Monday, May 20, 2013

In Defense of Etiquette

I am sickened by the tendency in  writers workshops to gratuitously eviscerate early drafts.
Many of us are finely honed critics spoiling for a discrepancy. We long to establish ourselves as clear authorities while decimating the withering, wasted competition. We use minor errors to sharpen our teeth, sword and imagination against the whet stone of nascent writing, never reading for pleasure or even a sense of strength or offering.
Polite behavior has taken a back seat to seditious critique and some clearly seek to show their own elucidating chops for degradation and demoralization. This arrogant one-ups-man-ship creates an untenable atmosphere. Only the tough survive and if you can’t take my criticism then you don’t belong in the field. Never mind that the criticism is more about the excesses of the critic, than the errors of the writer. And surely disregard charity, kindness and confidence in another's abilities. These incompetents will never figure out obvious truths without the greatest among us stooping low enough to shed light on their lackluster, patchwork of a manuscript.

The solution
There may be none. If you can’t write... critique.

In college, I was fortunate to study under Kevin McIvoy. While we parted on less than stellar terms, (because I was a fool and tired of being the odd girl out), I managed to learn the art of workshop in his class, if not in his workshop.
First, round robin about what works in the manuscript. No person is allowed to hold their comments for a final twirpy evisceration. Take round robin seriously.
Second, talk about questions, not criticisms, again round robin. What engaged the reader? Where would they like to be taken in this writing? Who most fascinate and why? Does the chassis support the powerful engine? In the second stage, keep in mind that most authors can smell bad writing, even their own, no need to be-labor the point.
Finally, pick one difficulty, just one, that caused you pause. Tackle the single element that will most illustrate your desire to read this author's work; the one element that would prove most useful to you if you were in the writers' shoes. Identify the difficulty that detracts from your ability to hear the writer's voice, plot, or characters, but in this identification speak most clearly about the characters, plot or voice that you treasure.
The idea is to generate a desire to write more, better, clearer not polish the first ten pages. More than anything writers should encourage one another to write. We are all readers first. Our manuscripts are our offering.
Lastly, if the writing is impossible, keep your mouth shut.

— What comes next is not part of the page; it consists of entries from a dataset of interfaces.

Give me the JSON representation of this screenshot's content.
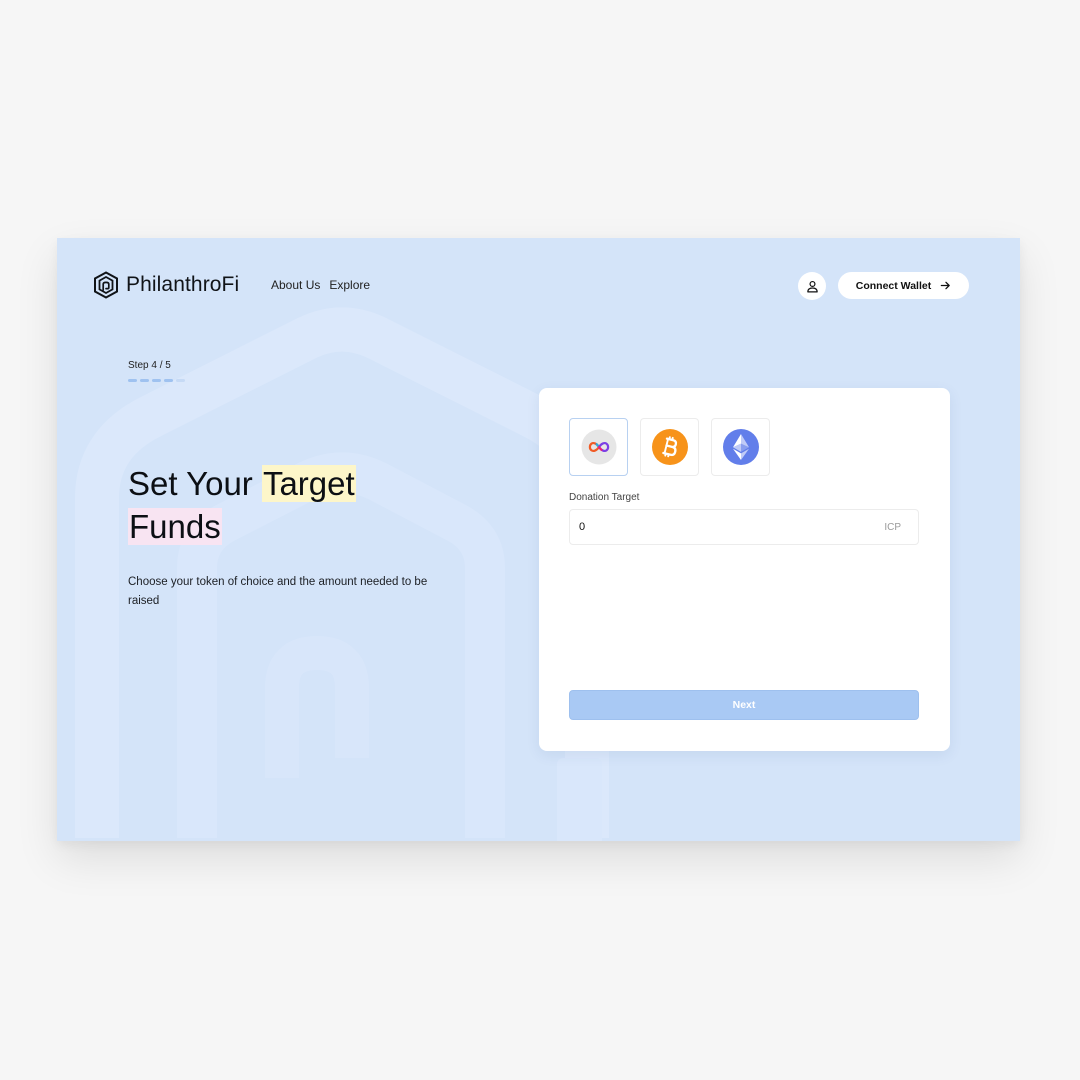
{
  "header": {
    "brand": "PhilanthroFi",
    "nav": [
      {
        "label": "About Us"
      },
      {
        "label": "Explore"
      }
    ],
    "connect_label": "Connect Wallet"
  },
  "step": {
    "label": "Step 4 / 5",
    "current": 4,
    "total": 5
  },
  "hero": {
    "title_part1": "Set Your ",
    "title_highlight1": "Target",
    "title_highlight2": "Funds",
    "description": "Choose your token of choice and the amount needed to be raised"
  },
  "card": {
    "tokens": [
      {
        "icon": "icp-icon",
        "selected": true
      },
      {
        "icon": "bitcoin-icon",
        "selected": false
      },
      {
        "icon": "ethereum-icon",
        "selected": false
      }
    ],
    "field_label": "Donation Target",
    "field_value": "0",
    "field_unit": "ICP",
    "next_label": "Next"
  },
  "colors": {
    "page_background": "#d4e4f9",
    "highlight_yellow": "#fdf6c9",
    "highlight_pink": "#f8e4f2",
    "button_disabled": "#a9c9f4",
    "bitcoin": "#f7931a",
    "ethereum": "#627eea"
  }
}
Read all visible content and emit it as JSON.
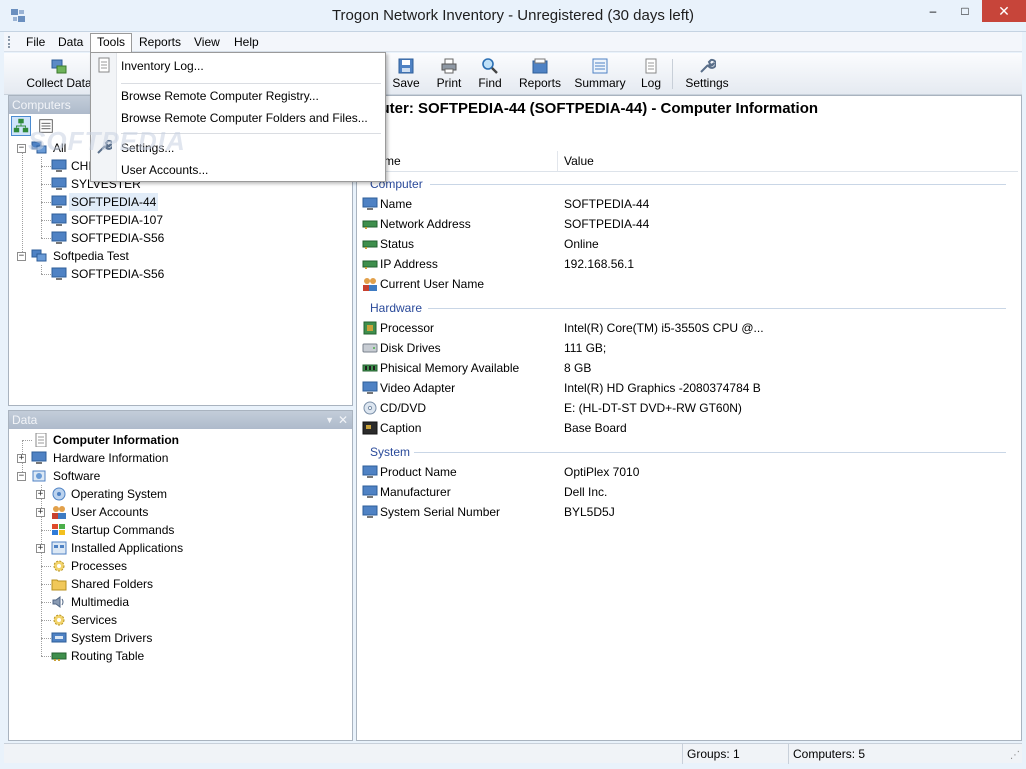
{
  "window": {
    "title": "Trogon Network Inventory - Unregistered (30 days left)",
    "min_glyph": "–",
    "max_glyph": "□",
    "close_glyph": "✕"
  },
  "menu": {
    "items": [
      "File",
      "Data",
      "Tools",
      "Reports",
      "View",
      "Help"
    ],
    "open_item": "Tools"
  },
  "tools_menu": {
    "items": [
      "Inventory Log...",
      "Browse Remote Computer Registry...",
      "Browse Remote Computer Folders and Files...",
      "Settings...",
      "User Accounts..."
    ]
  },
  "toolbar": {
    "buttons": [
      "Collect Data",
      "Save",
      "Print",
      "Find",
      "Reports",
      "Summary",
      "Log",
      "Settings"
    ]
  },
  "computers_panel": {
    "header": "Computers",
    "tree": [
      {
        "label": "All",
        "level": 0
      },
      {
        "label": "CHI",
        "level": 1
      },
      {
        "label": "SYLVESTER",
        "level": 1
      },
      {
        "label": "SOFTPEDIA-44",
        "level": 1,
        "selected": true
      },
      {
        "label": "SOFTPEDIA-107",
        "level": 1
      },
      {
        "label": "SOFTPEDIA-S56",
        "level": 1
      },
      {
        "label": "Softpedia Test",
        "level": 0
      },
      {
        "label": "SOFTPEDIA-S56",
        "level": 1
      }
    ]
  },
  "data_panel": {
    "header": "Data",
    "tree": [
      {
        "label": "Computer Information",
        "level": 0,
        "bold": true
      },
      {
        "label": "Hardware Information",
        "level": 0
      },
      {
        "label": "Software",
        "level": 0
      },
      {
        "label": "Operating System",
        "level": 1
      },
      {
        "label": "User Accounts",
        "level": 1
      },
      {
        "label": "Startup Commands",
        "level": 1
      },
      {
        "label": "Installed Applications",
        "level": 1
      },
      {
        "label": "Processes",
        "level": 1
      },
      {
        "label": "Shared Folders",
        "level": 1
      },
      {
        "label": "Multimedia",
        "level": 1
      },
      {
        "label": "Services",
        "level": 1
      },
      {
        "label": "System Drivers",
        "level": 1
      },
      {
        "label": "Routing Table",
        "level": 1
      }
    ]
  },
  "main": {
    "title": "mputer: SOFTPEDIA-44 (SOFTPEDIA-44) - Computer Information",
    "columns": [
      "me",
      "Value"
    ],
    "groups": [
      {
        "name": "Computer",
        "rows": [
          {
            "name": "Name",
            "value": "SOFTPEDIA-44"
          },
          {
            "name": "Network Address",
            "value": "SOFTPEDIA-44"
          },
          {
            "name": "Status",
            "value": "Online"
          },
          {
            "name": "IP Address",
            "value": "192.168.56.1"
          },
          {
            "name": "Current User Name",
            "value": ""
          }
        ]
      },
      {
        "name": "Hardware",
        "rows": [
          {
            "name": "Processor",
            "value": "Intel(R) Core(TM) i5-3550S CPU @..."
          },
          {
            "name": "Disk Drives",
            "value": "111 GB;"
          },
          {
            "name": "Phisical Memory Available",
            "value": "8 GB"
          },
          {
            "name": "Video Adapter",
            "value": "Intel(R) HD Graphics -2080374784 B"
          },
          {
            "name": "CD/DVD",
            "value": "E: (HL-DT-ST DVD+-RW GT60N)"
          },
          {
            "name": "Caption",
            "value": "Base Board"
          }
        ]
      },
      {
        "name": "System",
        "rows": [
          {
            "name": "Product Name",
            "value": "OptiPlex 7010"
          },
          {
            "name": "Manufacturer",
            "value": "Dell Inc."
          },
          {
            "name": "System Serial Number",
            "value": "BYL5D5J"
          }
        ]
      }
    ]
  },
  "status": {
    "groups": "Groups: 1",
    "computers": "Computers: 5"
  },
  "watermark": "SOFTPEDIA"
}
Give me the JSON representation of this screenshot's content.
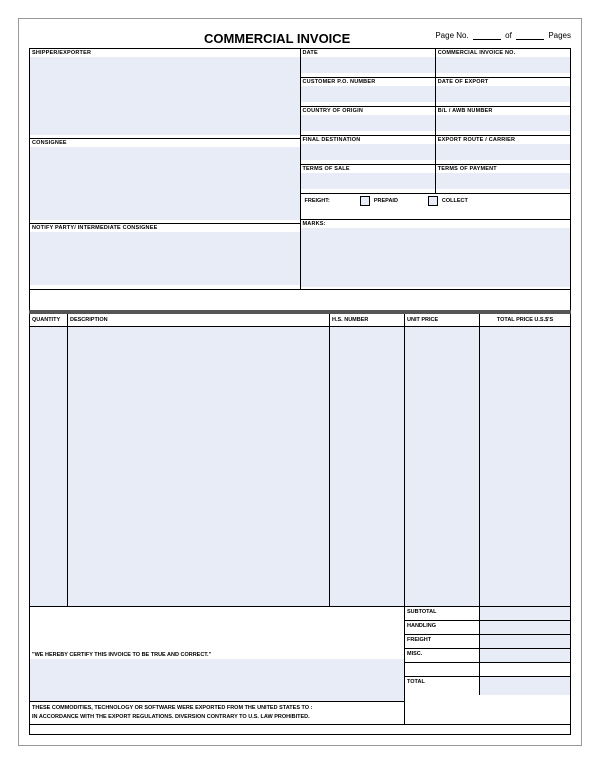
{
  "header": {
    "title": "COMMERCIAL INVOICE",
    "page_label": "Page No.",
    "of_label": "of",
    "pages_label": "Pages"
  },
  "left": {
    "shipper": "SHIPPER/EXPORTER",
    "consignee": "CONSIGNEE",
    "notify": "NOTIFY PARTY/ INTERMEDIATE CONSIGNEE"
  },
  "right": {
    "date": "DATE",
    "invoice_no": "COMMERCIAL INVOICE NO.",
    "customer_po": "CUSTOMER P.O. NUMBER",
    "date_export": "DATE OF EXPORT",
    "country_origin": "COUNTRY OF ORIGIN",
    "bl_awb": "B/L / AWB NUMBER",
    "final_dest": "FINAL DESTINATION",
    "export_route": "EXPORT ROUTE / CARRIER",
    "terms_sale": "TERMS OF SALE",
    "terms_payment": "TERMS OF PAYMENT",
    "freight": "FREIGHT:",
    "prepaid": "PREPAID",
    "collect": "COLLECT",
    "marks": "MARKS:"
  },
  "columns": {
    "quantity": "QUANTITY",
    "description": "DESCRIPTION",
    "hs": "H.S. NUMBER",
    "unit": "UNIT PRICE",
    "total": "TOTAL PRICE U.S.$'S"
  },
  "cert": "\"WE HEREBY CERTIFY THIS INVOICE TO BE TRUE AND CORRECT.\"",
  "disclaimer_line1": "THESE COMMODITIES, TECHNOLOGY OR SOFTWARE WERE EXPORTED FROM THE UNITED STATES TO :",
  "disclaimer_line2": "IN ACCORDANCE WITH THE EXPORT REGULATIONS.  DIVERSION CONTRARY TO U.S. LAW PROHIBITED.",
  "summary": {
    "subtotal": "SUBTOTAL",
    "handling": "HANDLING",
    "freight": "FREIGHT",
    "misc": "MISC.",
    "total": "TOTAL"
  }
}
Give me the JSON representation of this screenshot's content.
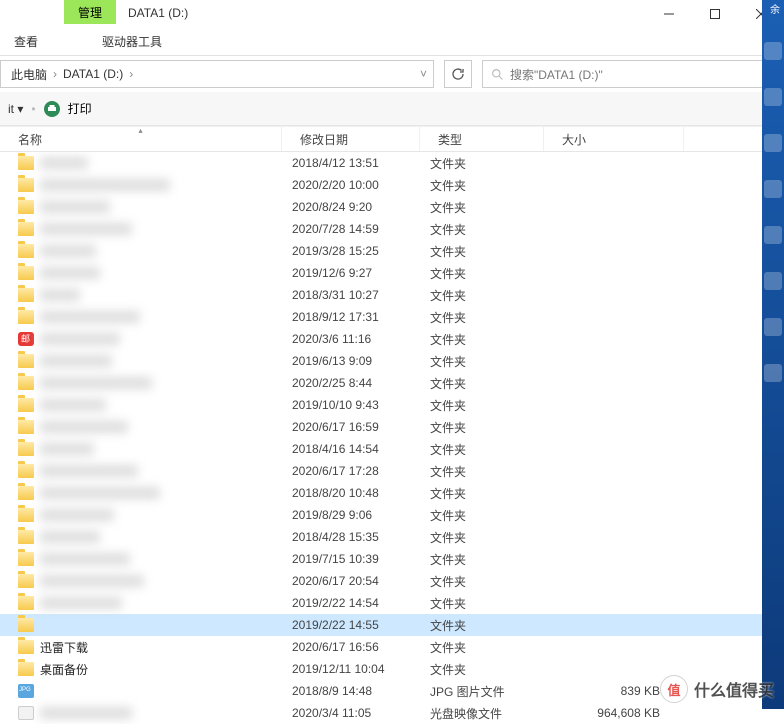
{
  "window": {
    "title": "DATA1 (D:)",
    "tab_manage": "管理"
  },
  "menu": {
    "view": "查看",
    "drive_tools": "驱动器工具"
  },
  "breadcrumb": {
    "pc": "此电脑",
    "drive": "DATA1 (D:)"
  },
  "search": {
    "placeholder": "搜索\"DATA1 (D:)\""
  },
  "toolbar": {
    "dropdown": "it ▾",
    "print": "打印"
  },
  "columns": {
    "name": "名称",
    "date": "修改日期",
    "type": "类型",
    "size": "大小"
  },
  "types": {
    "folder": "文件夹",
    "jpg": "JPG 图片文件",
    "iso": "光盘映像文件"
  },
  "files": [
    {
      "icon": "folder",
      "name": "",
      "date": "2018/4/12 13:51",
      "type": "folder",
      "size": "",
      "blur": true
    },
    {
      "icon": "folder",
      "name": "",
      "date": "2020/2/20 10:00",
      "type": "folder",
      "size": "",
      "blur": true
    },
    {
      "icon": "folder",
      "name": "",
      "date": "2020/8/24 9:20",
      "type": "folder",
      "size": "",
      "blur": true
    },
    {
      "icon": "folder",
      "name": "",
      "date": "2020/7/28 14:59",
      "type": "folder",
      "size": "",
      "blur": true
    },
    {
      "icon": "folder",
      "name": "",
      "date": "2019/3/28 15:25",
      "type": "folder",
      "size": "",
      "blur": true
    },
    {
      "icon": "folder",
      "name": "",
      "date": "2019/12/6 9:27",
      "type": "folder",
      "size": "",
      "blur": true
    },
    {
      "icon": "folder",
      "name": "",
      "date": "2018/3/31 10:27",
      "type": "folder",
      "size": "",
      "blur": true
    },
    {
      "icon": "folder",
      "name": "",
      "date": "2018/9/12 17:31",
      "type": "folder",
      "size": "",
      "blur": true
    },
    {
      "icon": "mail",
      "name": "",
      "date": "2020/3/6 11:16",
      "type": "folder",
      "size": "",
      "blur": true
    },
    {
      "icon": "folder",
      "name": "",
      "date": "2019/6/13 9:09",
      "type": "folder",
      "size": "",
      "blur": true
    },
    {
      "icon": "folder",
      "name": "",
      "date": "2020/2/25 8:44",
      "type": "folder",
      "size": "",
      "blur": true
    },
    {
      "icon": "folder",
      "name": "",
      "date": "2019/10/10 9:43",
      "type": "folder",
      "size": "",
      "blur": true
    },
    {
      "icon": "folder",
      "name": "",
      "date": "2020/6/17 16:59",
      "type": "folder",
      "size": "",
      "blur": true
    },
    {
      "icon": "folder",
      "name": "",
      "date": "2018/4/16 14:54",
      "type": "folder",
      "size": "",
      "blur": true
    },
    {
      "icon": "folder",
      "name": "",
      "date": "2020/6/17 17:28",
      "type": "folder",
      "size": "",
      "blur": true
    },
    {
      "icon": "folder",
      "name": "",
      "date": "2018/8/20 10:48",
      "type": "folder",
      "size": "",
      "blur": true
    },
    {
      "icon": "folder",
      "name": "",
      "date": "2019/8/29 9:06",
      "type": "folder",
      "size": "",
      "blur": true
    },
    {
      "icon": "folder",
      "name": "",
      "date": "2018/4/28 15:35",
      "type": "folder",
      "size": "",
      "blur": true
    },
    {
      "icon": "folder",
      "name": "",
      "date": "2019/7/15 10:39",
      "type": "folder",
      "size": "",
      "blur": true
    },
    {
      "icon": "folder",
      "name": "",
      "date": "2020/6/17 20:54",
      "type": "folder",
      "size": "",
      "blur": true
    },
    {
      "icon": "folder",
      "name": "",
      "date": "2019/2/22 14:54",
      "type": "folder",
      "size": "",
      "blur": true
    },
    {
      "icon": "folder",
      "name": "",
      "date": "2019/2/22 14:55",
      "type": "folder",
      "size": "",
      "selected": true
    },
    {
      "icon": "folder",
      "name": "迅雷下载",
      "date": "2020/6/17 16:56",
      "type": "folder",
      "size": ""
    },
    {
      "icon": "folder",
      "name": "桌面备份",
      "date": "2019/12/11 10:04",
      "type": "folder",
      "size": ""
    },
    {
      "icon": "jpg",
      "name": "",
      "date": "2018/8/9 14:48",
      "type": "jpg",
      "size": "839 KB"
    },
    {
      "icon": "iso",
      "name": "",
      "date": "2020/3/4 11:05",
      "type": "iso",
      "size": "964,608 KB",
      "blur": true
    }
  ],
  "watermark": {
    "badge": "值",
    "text": "什么值得买"
  },
  "rightedge": {
    "label": "余"
  }
}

Thursday, May 2, 2013

Joy Writers assignment for May 8: 

Write a description of a tree from the perspective of a limb.

On this National Day of Prayer I can’t help but think of the Vine and the branches. Essentially the assignment asks for personal testimony, but more, it calls for an intimate analysis.
I prefer to describe the heavens, but to describe my redeemer?
From Psalm 139
4 Before a word is on my tongue,
You know all about it, Lord.
5 You have encircled me;
You have placed Your hand on me.
6 This extraordinary knowledge is beyond me.
It is lofty; I am unable to reach it.
7 Where can I go to escape Your Spirit?
Where can I flee from Your presence?
8 If I go up to heaven, You are there;
if I make my bed in Sheol, You are there.
9 If I live at the eastern horizon
or settle at the western limits,
10 even there Your hand will lead me;
Your right hand will hold on to me.
11 If I say, “Surely the darkness will hide me,
and the light around me will be night”—
12 even the darkness is not dark to You.
The night shines like the day;
darkness and light are alike to You.

The perspective disconcerts me, not that I want to hide from the tree, but I wouldn't mind hiding from myself or the fact of myself as a branch.